The company discharged the mine tailings from Mt. Tapian into Calancan Bay in the province.

In all, the government estimated that the toxic tailings waste killed P1.8 million worth of freshwater, and left for dead Marinduque’s 27-kilometer Boac River.

It is estimated that at least 200 million metric tons of toxic mine tailings were discharged, according to a United Nations team that investigated the disaster.

Snow from Canada

It was said that when exposed to ocean breezes, the tailings, which partially floated, became airborne and landed on rice fields and village homes. Local residents called this their “snow from Canada,” according to an online article by Alex Felipe.

When disaster struck

On that fateful day of Dec. 6, 1993, Typhoon Monang struck and breached the dam, inundating areas in the towns of Mogpog, Boac, and Sta. Cruz.

“Barangays Bocboc and Magapua in Mogpog were submerged in floodwater, causing extensive damage to properties and agriculture,” according to a court decision dated May 16, 2022 which ruled in favor of at least 30 plaintiffs who sued the mining company.

A few days ago, I was pleasantly surprised to hear about this landmark decision that took decades in the making. This is a victory for all of us.

My thoughts immediately travelled all the way back to the province, the people I met and those patches of tailings I saw, which were still visible after all those years.

Judge Emmanuel Recalde of Branch 38 of the Marinduque Regional Trial Court granted P200,000 in temperate damages and P100,000 in moral damages to each of at least 30 plaintiffs in the case filed in 2001. Another P1 million as exemplary damages was awarded to all the plaintiffs, according to a statement sent by the Legal Rights & Natural Resources Center, which served as the legal counsel of the plaintiffs.

“This is a victory for the plaintiffs who had waited two decades for justice, as much as it is for the other plaintiffs who had unfortunately died in the course of this case. We celebrate this ruling and thank Judge Emmanuel Recalde for taking up (the) cudgels for the survivors and the environment,” said Elizabeth Manggol of the Marinduque Council for Environmental Concerns (MACEC).


“This emblematic case should serve as a warning for communities who wish to embrace mining. Litigating mining-related cases like this celebrated case is a slow march to justice. Communities must think their decisions through for the impact of the environment can be irreversible. In the case of Marinduque, the river affected by the spill is all but dead. With this ruling, Judge Recalde has shown that environmental cases do have a fighting chance in our judicial system,” said lawyer Ryan Roset, direct legal services coordinator of LRC.

For sure, large-scale mining projects present inevitable damage despite the thousands of jobs it creates.

May this decision indeed serve as a lesson to the government, local governments, and different companies, especially with projects involving the country’s natural resources.
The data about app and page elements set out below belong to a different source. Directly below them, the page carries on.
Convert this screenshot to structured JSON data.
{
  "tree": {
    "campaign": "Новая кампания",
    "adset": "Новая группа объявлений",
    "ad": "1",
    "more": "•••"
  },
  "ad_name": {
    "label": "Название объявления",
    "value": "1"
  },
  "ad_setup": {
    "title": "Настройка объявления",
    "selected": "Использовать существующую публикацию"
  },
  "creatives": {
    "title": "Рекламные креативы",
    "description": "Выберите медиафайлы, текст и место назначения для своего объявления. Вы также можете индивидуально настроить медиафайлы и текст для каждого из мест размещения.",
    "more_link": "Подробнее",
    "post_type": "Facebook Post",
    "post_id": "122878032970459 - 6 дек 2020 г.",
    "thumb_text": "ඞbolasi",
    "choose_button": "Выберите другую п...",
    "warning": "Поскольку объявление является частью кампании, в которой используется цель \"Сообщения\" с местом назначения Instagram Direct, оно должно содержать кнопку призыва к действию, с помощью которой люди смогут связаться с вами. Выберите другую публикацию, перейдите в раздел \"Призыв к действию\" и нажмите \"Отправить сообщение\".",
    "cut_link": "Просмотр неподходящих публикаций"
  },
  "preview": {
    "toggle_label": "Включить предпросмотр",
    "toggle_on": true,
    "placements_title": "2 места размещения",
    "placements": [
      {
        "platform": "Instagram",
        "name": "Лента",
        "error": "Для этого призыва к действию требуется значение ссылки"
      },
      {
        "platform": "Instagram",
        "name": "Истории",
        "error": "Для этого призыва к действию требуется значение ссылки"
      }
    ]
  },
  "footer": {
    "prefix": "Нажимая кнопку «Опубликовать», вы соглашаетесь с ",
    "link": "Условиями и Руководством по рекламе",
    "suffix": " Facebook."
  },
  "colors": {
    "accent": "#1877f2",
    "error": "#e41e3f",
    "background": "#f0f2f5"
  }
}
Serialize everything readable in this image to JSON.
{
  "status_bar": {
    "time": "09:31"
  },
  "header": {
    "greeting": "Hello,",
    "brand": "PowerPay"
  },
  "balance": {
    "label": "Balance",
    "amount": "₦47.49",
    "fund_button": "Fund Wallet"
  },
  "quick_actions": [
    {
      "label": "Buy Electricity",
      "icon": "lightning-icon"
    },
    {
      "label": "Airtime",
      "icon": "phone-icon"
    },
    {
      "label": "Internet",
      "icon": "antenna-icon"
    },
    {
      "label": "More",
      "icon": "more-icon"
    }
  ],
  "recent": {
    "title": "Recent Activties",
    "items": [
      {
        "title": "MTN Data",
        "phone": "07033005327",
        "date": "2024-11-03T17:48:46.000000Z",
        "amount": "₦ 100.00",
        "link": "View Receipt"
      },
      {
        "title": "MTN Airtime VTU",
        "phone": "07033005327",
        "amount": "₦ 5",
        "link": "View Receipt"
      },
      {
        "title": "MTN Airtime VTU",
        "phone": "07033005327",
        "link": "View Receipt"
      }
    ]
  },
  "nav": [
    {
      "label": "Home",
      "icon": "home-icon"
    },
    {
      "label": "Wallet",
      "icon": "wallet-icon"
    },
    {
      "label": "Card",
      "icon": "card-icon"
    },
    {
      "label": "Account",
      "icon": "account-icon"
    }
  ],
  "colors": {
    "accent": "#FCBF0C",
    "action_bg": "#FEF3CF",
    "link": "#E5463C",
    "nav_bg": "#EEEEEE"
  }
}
Iris Gonzales’ email address is [email protected]. Follow her on Twitter @eyesgonzales. Column archives at eyesgonzales.com.


  • Latest
  • Trending
Are you sure you want to log out?

Philstar.com is one of the most vibrant, opinionated, discerning communities of readers on cyberspace. With your meaningful insights, help shape the stories that can shape the country. Sign up now!

or sign in with